Ilmars Slaidins gave a short summary of the Open Science perspective presented at the e-IRG workshop, held June 3, 2015 in Riga at the Baltic HPC & Cloud Computing Conference 2015 on June 4, 2015 in Riga. At the e-IRG workshop the policy problems related to e-Infrastructures were addressed: how to supply Open Science initiatives with support measures from e-Infrastructures?
One of such initiatives is related to the e-Infrastructure Commons. The aim is to integrate all the e-Infrastructure services so that there is no separate network, HPC nor software services but it has to be all integrated and provided for researchers.
How can we open up science, starting from Open Data, Open Software, Open Infrastructure? There are many political issues, according to Ilmars Slaidins. For example, if we have a computer in one country and people from abroad or from other organisations would like to use it, how can we deal with the financing of this activity, with access authorisation and so on. There are a lot of problems to solve.
This is the reason why the European Commission is proposing different political initiatives: how can we open up science to support the development of science? This means that if one scientist has done some research, he might be willing to share his data with others. The other scientists simply continue the research on the same day, doing additional analyses and getting new results.
One of the points is that maybe citation will not only happen in papers but could also be applied to data sets. This is not yet recognized in the scientific community, Ilmars Slaidins explained. When it will come to the situation that data sets could be equally cited as papers, people will be more open to share data sets. There are still many problems though. This was discussed at the e-IRG workshop.
There were not only guests from the European countries but there were also people from the United States of America, including the general secretary of the Research Data Alliance, Mark Parsons, with a very good presentation. There were participants from Canada, Russia and South African Republic. Colin Wright was from the South African Republic and Ilmars Slaidins talked to him. He said that he was really happy to attend the workshop and to listen to the presenters from the European and other countries because in South Africa, they experience exactly the same problems. It was interesting that he was recognizing that they have the same problems as everywhere else around the world.

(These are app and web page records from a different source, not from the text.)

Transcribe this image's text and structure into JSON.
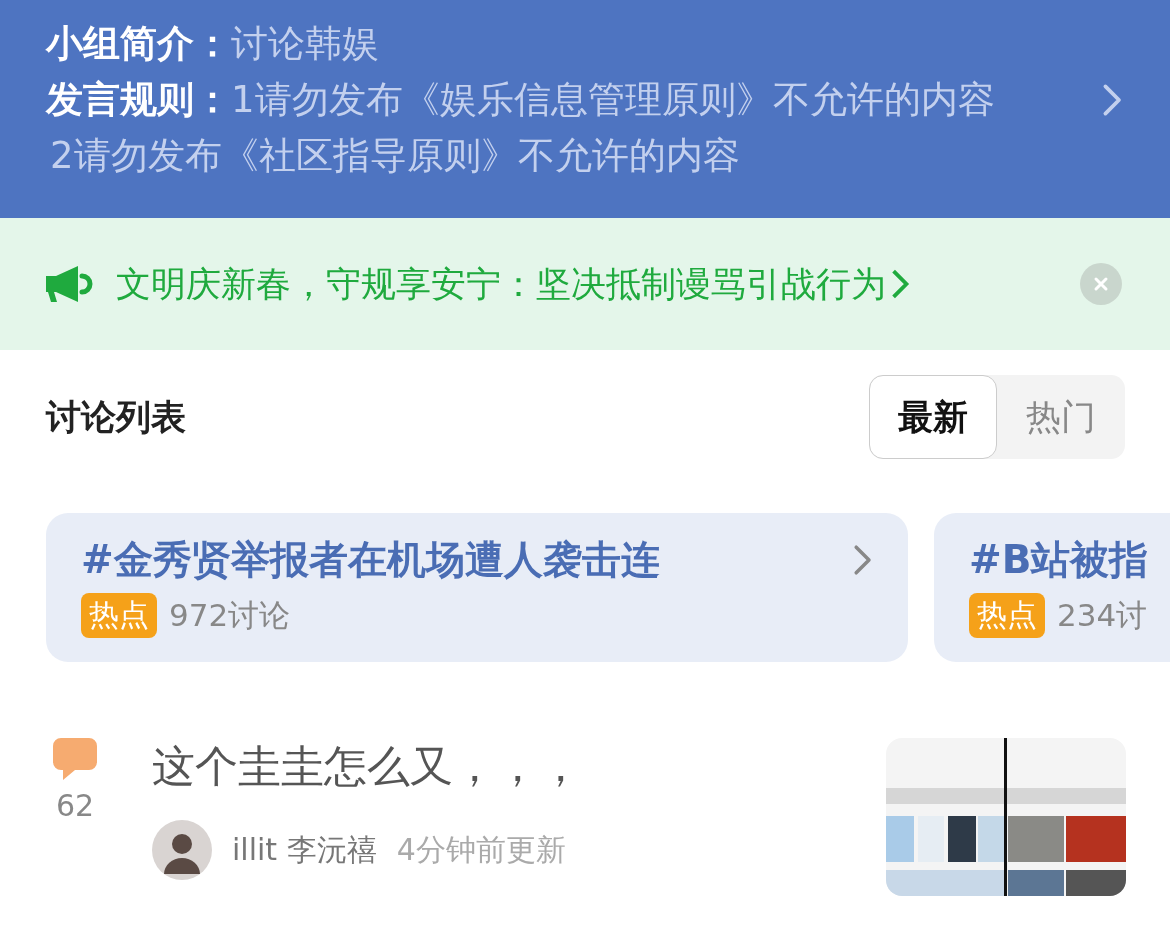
{
  "group_info": {
    "intro_label": "小组简介：",
    "intro": "讨论韩娱",
    "rules_label": "发言规则：",
    "rules": [
      "1请勿发布《娱乐信息管理原则》不允许的内容",
      "2请勿发布《社区指导原则》不允许的内容"
    ]
  },
  "notice": {
    "text": "文明庆新春，守规享安宁：坚决抵制谩骂引战行为"
  },
  "section": {
    "title": "讨论列表",
    "tabs": [
      {
        "label": "最新",
        "selected": true
      },
      {
        "label": "热门",
        "selected": false
      }
    ]
  },
  "topics": [
    {
      "title": "#金秀贤举报者在机场遭人袭击连",
      "badge": "热点",
      "count": "972讨论"
    },
    {
      "title": "#B站被指",
      "badge": "热点",
      "count": "234讨"
    }
  ],
  "posts": [
    {
      "comments": "62",
      "title": "这个圭圭怎么又，，，",
      "author": "illit 李沅禧",
      "time": "4分钟前更新"
    }
  ]
}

The e-IRG workshop partners really hope that it will go on. The workshop was very successful. The e-IRG Group which is directly related to the development of e-Infrastructure policies was very satisfied with the fact that new people joined the workshop from the part of the HPC and other infrastructure segments. The e-IRG partners saw an opportunity for a good exchange by communicating with and involving more people.
It is not so easy to share contacts between the computing people and the people from other science disciplines and to link them. We have to work all together. This is the issue about the e-Infrastructure Commons. Now, we have TERENA, the European network organisation, which has joined with DANTE in the GEANT Association. Hopefully, other organisations as well will follow. Maybe in the future, we will have some kind of e-Infrastructure community organisation, Ilmars Slaidins concluded.
Ilmars Slaidins was the co-chair of e-IRG, responsible for the local organisation of the e-IRG workshop in Riga. Later this year, the e-IRG will publish an official Workshop report. Meanwhile, you can have a look at the Workshop presentation slides and recordings of the presentations.